There’s also IBM’s hybrid cloud offering, called IBM Cloud Private, which enables workload mobility and management between on-premises data centers and several clouds including IBM Cloud, AWS, Microsoft Azure, and VMware private clouds. Oracle’s got a hybrid product that runs Oracle’s cloud software stack on premises (on Oracle hardware) as well as in Oracle’s public cloud.
And then there’s VMware Cloud on AWS, which has been rolling out new releases every six months since it launched last summer. Although this service isn’t tied to a single hardware vendor, because of its cozy relationship with (and 81 percent ownership of VMware), Dell EMC does benefits from this hybrid cloud partnership as well.
“VMware Cloud on AWS has a lot of legs because AWS is still the poster child for cloud,” Kerravala said. “And VMware is the de facto standard virtualization platform. As we move to a containerized world, we’ll see if that remains the case. But for now, that should bear Dell EMC a lot of fruit in that their infrastructure develops in lockstep with VMware innovation.”
‘Dark Horse’ Azure
“The dark horse is Azure and Azure Stack,” he added. “Microsoft might end up being the long-term winner in the cloud.”

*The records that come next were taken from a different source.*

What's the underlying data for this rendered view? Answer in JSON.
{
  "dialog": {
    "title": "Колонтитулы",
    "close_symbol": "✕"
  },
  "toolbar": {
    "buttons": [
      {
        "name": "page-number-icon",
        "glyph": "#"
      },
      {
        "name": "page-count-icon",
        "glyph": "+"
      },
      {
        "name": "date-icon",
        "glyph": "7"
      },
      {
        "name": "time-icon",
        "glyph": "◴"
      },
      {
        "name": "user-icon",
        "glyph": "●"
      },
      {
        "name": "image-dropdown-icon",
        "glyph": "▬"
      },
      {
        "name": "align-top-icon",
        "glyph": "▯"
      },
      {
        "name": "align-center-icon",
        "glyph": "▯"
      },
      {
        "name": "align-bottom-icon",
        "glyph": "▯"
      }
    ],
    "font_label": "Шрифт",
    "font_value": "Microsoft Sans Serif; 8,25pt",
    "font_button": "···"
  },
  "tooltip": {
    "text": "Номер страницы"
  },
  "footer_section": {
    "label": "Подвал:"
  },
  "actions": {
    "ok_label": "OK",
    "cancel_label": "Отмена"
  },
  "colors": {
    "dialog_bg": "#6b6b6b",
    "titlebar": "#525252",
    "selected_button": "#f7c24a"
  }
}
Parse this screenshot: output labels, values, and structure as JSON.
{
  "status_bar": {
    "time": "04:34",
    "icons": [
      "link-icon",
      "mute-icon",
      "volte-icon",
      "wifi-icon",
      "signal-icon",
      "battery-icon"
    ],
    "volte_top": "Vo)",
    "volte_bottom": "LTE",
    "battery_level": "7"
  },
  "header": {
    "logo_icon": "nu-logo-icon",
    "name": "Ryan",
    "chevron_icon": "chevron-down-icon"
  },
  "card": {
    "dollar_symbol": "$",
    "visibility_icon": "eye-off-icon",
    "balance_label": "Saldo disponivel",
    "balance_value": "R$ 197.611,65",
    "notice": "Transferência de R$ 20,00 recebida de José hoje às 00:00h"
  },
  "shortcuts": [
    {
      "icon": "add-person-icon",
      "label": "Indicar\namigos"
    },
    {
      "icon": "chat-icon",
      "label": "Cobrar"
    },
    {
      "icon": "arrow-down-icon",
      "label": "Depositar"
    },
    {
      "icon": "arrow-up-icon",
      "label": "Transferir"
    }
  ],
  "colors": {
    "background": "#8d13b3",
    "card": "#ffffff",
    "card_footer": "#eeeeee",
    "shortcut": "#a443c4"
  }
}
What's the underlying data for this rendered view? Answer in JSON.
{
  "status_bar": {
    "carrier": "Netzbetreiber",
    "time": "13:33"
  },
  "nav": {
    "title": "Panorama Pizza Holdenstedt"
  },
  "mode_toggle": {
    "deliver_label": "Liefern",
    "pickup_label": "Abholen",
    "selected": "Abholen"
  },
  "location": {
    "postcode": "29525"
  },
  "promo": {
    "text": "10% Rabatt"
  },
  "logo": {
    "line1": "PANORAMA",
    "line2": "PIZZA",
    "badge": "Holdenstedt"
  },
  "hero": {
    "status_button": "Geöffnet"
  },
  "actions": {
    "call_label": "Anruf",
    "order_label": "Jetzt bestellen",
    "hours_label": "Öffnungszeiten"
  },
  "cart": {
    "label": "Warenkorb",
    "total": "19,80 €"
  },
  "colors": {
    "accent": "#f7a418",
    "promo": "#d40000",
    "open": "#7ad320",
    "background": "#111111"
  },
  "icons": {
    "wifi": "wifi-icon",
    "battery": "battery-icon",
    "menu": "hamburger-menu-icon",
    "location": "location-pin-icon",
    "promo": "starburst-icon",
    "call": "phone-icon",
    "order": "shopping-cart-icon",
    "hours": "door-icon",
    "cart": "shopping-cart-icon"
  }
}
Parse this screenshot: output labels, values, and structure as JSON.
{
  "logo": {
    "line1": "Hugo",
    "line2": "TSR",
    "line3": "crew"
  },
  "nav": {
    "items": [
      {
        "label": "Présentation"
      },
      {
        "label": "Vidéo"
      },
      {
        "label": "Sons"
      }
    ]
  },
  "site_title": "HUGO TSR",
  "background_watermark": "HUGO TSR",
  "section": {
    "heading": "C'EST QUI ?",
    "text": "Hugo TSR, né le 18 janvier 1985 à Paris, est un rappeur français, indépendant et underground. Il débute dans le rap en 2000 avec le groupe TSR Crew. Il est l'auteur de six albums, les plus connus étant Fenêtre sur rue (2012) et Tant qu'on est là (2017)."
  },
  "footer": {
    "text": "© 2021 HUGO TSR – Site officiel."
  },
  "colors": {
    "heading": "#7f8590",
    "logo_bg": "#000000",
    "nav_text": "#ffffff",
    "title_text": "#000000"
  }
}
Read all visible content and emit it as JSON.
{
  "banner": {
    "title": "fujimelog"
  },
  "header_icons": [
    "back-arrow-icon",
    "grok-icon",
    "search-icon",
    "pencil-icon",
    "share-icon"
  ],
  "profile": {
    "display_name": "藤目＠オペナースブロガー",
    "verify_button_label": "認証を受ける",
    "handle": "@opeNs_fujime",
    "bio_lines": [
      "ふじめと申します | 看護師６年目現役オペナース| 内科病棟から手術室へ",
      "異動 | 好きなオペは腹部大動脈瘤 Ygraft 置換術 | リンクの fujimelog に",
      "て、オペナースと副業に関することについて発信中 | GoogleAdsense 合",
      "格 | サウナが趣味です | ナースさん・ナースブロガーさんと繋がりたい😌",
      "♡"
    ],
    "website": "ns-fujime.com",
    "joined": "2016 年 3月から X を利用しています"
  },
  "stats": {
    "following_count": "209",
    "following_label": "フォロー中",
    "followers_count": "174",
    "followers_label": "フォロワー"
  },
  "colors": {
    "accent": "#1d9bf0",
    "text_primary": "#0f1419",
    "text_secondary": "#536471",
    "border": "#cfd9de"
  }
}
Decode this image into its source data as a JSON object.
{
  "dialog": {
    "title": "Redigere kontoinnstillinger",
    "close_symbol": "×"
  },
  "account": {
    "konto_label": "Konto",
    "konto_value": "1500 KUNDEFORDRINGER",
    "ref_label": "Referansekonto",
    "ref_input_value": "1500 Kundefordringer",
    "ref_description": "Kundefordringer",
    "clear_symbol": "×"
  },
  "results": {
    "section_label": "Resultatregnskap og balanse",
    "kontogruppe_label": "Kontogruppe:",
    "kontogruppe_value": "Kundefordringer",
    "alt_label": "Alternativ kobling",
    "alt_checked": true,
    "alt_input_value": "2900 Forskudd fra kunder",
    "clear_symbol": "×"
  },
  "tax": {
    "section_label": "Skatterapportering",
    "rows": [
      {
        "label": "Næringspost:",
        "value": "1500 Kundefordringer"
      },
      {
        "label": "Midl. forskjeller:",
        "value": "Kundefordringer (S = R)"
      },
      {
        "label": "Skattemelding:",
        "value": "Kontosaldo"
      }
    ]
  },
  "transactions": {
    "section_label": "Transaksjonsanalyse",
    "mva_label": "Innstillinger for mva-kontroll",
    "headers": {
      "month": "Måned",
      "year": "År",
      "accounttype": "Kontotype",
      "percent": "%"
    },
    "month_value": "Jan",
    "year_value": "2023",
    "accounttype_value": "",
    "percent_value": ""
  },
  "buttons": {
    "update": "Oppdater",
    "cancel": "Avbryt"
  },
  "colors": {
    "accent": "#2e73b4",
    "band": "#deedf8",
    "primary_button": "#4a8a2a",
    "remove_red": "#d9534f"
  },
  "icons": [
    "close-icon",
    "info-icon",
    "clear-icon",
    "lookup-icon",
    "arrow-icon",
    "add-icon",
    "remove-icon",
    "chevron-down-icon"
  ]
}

Microsoft’s hybrid cloud software stack runs on hardware from several vendors including Cisco, Dell EMC, Hewlett Packard Enterprise, Huawei, and Lenovo. And while AWS “blows it away” when it comes to services offered, “Microsoft has so much knowledge of worker behavior,” Kerravala said. Much of this learning comes from Office 365, but the company is also adding to its data via its machine learning and artificial intelligence (AI) products.
“What Google knows about you in your personal life, Microsoft knows about you in your work like,” Kerravala said. “And Azure and Azure Stack is a good hybrid offering.”
But Kerravala’s not discounting the Cisco-Google hybrid cloud just yet. He says the Cisco contact center and Google AI integration is a solid use case. “Cisco has the data, the call center infrastructure, but they don’t have the maturity in AI that Google does,” he explained. “Everything I’ve read about digital transformation says the key differentiator will be in the areas of customer service. And if that’s true, then the Google-Cisco partnership is the low-hanging fruit.”